The expression of public art and its purpose is evolving as artists and downtown leaders expand the definition to encompass new formats. Underfoot or overhead, a treat for the eyes, ears, or all of the senses, public art is an integral part of many successful downtowns.
Barbara Goldstein, a placemaking and public art planning consultant offers a practical definition of public art: the placement of art in the public realm for the enjoyment and inspiration of diverse stakeholders.
“It can be the placement of a freestanding artwork. It can be something that’s integrated into the environment in a preplanned and thoughtful way. It can be something that’s there temporarily. But the main issue is that it’s in the public realm, and it’s there for the enjoyment of the people that are going to be passing through the public realm,” she says.
That public realm includes outdoor gathering spaces, streets, sidewalks, trails, public lobbies, parks, libraries and other public buildings, publicly visible walls, and transit systems.
The scope of public art today is equally broad and can be seen in the vast variety of inspiring projects honored in the Americans for the Arts Year in Review recognition program.
Several of the 50 works selected for recognition in 2018 are located in city centers and highlight the range of public art.
In one example, a project called SF Bay Guardians embraces the educational possibilities of public art. This series of six unique temporary murals is installed on the sidewalks next to storm drain grates in San Francisco’s Mission Bay neighborhood. Each mural shows an animal common to the San Francisco Bay standing guard in front of a storm drain to protect it from trash and debris.

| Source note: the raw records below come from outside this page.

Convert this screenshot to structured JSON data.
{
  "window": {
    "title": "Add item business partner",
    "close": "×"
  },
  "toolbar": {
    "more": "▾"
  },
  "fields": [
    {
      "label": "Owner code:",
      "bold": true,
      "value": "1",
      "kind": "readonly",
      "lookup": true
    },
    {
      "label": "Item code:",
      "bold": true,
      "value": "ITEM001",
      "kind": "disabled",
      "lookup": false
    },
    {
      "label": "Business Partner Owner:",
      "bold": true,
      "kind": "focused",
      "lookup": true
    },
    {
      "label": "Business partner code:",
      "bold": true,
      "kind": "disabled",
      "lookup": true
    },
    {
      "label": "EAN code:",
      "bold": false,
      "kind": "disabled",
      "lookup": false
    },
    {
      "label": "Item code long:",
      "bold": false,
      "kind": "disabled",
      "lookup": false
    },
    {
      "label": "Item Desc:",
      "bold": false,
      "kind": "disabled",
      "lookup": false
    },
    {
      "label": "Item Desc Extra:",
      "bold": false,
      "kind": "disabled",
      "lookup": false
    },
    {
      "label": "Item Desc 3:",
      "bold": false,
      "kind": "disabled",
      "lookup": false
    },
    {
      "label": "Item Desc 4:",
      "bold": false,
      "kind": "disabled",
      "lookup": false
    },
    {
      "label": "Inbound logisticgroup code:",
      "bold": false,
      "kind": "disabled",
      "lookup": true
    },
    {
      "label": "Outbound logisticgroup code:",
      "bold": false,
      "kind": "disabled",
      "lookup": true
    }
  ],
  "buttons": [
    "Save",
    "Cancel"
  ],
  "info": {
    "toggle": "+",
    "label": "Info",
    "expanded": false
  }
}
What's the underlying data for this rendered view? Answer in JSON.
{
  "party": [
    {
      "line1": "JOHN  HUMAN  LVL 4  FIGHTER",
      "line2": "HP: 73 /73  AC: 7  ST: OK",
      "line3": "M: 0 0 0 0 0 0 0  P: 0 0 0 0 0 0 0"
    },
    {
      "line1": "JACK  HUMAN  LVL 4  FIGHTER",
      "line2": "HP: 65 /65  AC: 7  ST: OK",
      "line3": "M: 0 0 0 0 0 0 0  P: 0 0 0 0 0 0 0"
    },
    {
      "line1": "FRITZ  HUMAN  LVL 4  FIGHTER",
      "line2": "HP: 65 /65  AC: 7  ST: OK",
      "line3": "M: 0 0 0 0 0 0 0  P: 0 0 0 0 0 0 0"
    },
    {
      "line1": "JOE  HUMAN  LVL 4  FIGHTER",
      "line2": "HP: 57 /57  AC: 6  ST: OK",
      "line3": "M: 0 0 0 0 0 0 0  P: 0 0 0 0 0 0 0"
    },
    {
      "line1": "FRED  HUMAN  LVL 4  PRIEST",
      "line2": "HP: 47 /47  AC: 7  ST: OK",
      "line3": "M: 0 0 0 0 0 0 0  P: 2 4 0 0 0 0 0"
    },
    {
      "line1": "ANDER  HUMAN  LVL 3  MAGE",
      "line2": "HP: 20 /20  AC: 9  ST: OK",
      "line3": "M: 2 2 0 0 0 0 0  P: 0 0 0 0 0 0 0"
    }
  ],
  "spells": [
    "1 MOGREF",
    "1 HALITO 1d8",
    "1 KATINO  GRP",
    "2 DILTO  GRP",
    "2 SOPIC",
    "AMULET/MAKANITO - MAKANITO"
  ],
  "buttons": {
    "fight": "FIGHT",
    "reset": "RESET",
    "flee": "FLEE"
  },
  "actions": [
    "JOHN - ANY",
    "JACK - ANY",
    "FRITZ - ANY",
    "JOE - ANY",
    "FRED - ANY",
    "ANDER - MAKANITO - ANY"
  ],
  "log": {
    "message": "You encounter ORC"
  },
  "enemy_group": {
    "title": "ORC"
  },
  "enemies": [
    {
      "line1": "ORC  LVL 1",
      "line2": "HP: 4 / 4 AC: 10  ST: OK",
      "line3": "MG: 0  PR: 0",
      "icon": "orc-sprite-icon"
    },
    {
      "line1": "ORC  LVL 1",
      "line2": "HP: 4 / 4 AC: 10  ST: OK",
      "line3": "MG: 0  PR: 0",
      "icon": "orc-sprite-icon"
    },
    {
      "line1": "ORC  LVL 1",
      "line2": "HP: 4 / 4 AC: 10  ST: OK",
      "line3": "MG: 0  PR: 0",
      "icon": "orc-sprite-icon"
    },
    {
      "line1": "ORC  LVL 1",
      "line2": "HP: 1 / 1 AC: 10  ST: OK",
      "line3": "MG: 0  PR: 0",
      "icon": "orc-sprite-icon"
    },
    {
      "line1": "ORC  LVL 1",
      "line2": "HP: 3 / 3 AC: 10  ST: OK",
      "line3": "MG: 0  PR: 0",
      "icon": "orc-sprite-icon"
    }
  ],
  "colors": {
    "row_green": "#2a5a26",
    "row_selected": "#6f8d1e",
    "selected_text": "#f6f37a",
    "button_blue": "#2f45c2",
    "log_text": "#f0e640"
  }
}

More on public art, shade as an economic development tool, and nurturing the nighttime economy appears in the August issue of Downtown Idea Exchange. Click below to learn more about Downtown Idea Exchange and other resources for revitalizing downtowns and commercial corridors.